• _Work required_: Read the records below and copy each line that contains "note".

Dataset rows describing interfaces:
--------------------------------------------------
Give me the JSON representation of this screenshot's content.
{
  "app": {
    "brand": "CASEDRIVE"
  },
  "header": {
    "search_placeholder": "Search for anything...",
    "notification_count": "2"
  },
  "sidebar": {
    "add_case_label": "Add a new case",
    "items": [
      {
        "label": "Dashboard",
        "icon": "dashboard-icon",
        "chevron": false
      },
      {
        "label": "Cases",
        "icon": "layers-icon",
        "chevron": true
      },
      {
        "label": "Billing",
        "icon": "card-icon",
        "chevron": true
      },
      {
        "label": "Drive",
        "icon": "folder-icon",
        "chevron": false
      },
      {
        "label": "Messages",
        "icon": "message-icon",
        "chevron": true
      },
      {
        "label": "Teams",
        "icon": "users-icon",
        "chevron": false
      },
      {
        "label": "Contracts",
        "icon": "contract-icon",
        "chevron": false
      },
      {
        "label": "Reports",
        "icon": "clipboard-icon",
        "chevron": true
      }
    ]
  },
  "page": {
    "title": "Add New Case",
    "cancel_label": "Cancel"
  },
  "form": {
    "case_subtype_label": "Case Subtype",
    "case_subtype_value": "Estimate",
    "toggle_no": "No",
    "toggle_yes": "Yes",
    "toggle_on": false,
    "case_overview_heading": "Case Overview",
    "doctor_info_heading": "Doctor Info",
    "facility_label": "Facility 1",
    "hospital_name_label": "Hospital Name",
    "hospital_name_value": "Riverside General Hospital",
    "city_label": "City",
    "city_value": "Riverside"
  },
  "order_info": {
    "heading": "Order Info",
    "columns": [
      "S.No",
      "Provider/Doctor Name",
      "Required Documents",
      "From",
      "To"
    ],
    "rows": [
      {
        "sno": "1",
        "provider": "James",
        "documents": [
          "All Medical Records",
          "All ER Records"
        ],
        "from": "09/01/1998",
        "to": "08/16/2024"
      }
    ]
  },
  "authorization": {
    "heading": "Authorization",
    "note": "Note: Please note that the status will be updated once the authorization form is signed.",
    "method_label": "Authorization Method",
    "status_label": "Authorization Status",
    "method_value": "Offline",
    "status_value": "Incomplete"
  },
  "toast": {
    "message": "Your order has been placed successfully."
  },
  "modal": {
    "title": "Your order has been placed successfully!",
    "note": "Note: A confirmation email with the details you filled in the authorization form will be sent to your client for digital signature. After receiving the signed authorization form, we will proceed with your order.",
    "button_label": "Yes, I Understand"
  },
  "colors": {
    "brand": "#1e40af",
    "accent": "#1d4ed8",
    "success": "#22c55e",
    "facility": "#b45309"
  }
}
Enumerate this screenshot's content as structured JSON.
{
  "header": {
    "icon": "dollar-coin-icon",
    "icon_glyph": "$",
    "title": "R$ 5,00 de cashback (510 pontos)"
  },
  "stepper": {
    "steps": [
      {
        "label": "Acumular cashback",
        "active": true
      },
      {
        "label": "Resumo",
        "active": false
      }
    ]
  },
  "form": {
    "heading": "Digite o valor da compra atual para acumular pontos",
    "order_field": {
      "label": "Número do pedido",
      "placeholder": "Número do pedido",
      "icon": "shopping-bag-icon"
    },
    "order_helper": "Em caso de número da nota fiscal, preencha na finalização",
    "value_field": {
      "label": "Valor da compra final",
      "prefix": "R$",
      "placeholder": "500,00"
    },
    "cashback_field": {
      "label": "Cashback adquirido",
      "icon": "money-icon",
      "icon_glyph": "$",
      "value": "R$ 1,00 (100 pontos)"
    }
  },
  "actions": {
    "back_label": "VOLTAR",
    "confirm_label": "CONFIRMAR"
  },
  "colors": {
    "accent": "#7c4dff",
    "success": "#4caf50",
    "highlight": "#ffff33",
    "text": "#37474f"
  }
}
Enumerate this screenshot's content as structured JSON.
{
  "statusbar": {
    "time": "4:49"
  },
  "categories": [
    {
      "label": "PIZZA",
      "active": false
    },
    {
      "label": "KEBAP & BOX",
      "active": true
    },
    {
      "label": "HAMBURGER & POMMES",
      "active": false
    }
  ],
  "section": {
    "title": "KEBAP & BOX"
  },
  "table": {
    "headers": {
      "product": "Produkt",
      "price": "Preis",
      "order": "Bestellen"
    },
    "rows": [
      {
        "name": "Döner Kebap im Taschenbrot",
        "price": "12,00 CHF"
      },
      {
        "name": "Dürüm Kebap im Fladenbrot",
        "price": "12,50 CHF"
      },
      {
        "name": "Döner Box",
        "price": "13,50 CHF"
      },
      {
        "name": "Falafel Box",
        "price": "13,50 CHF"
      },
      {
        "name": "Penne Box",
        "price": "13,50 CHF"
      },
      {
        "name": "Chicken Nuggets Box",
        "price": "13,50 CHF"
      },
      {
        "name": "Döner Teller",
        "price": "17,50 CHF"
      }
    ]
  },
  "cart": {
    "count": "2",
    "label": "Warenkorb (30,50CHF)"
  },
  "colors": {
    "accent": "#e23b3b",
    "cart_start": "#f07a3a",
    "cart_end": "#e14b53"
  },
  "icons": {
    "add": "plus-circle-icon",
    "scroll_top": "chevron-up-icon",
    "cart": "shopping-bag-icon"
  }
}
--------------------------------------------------
• _Task solution_:
    "note": "Note: Please note that the status will be updated once the authorization form is signed.",
    "note": "Note: A confirmation email with the details you filled in the authorization form will be sent to your client for digital signature. After receiving the signed authorization form, we will proceed with your order.",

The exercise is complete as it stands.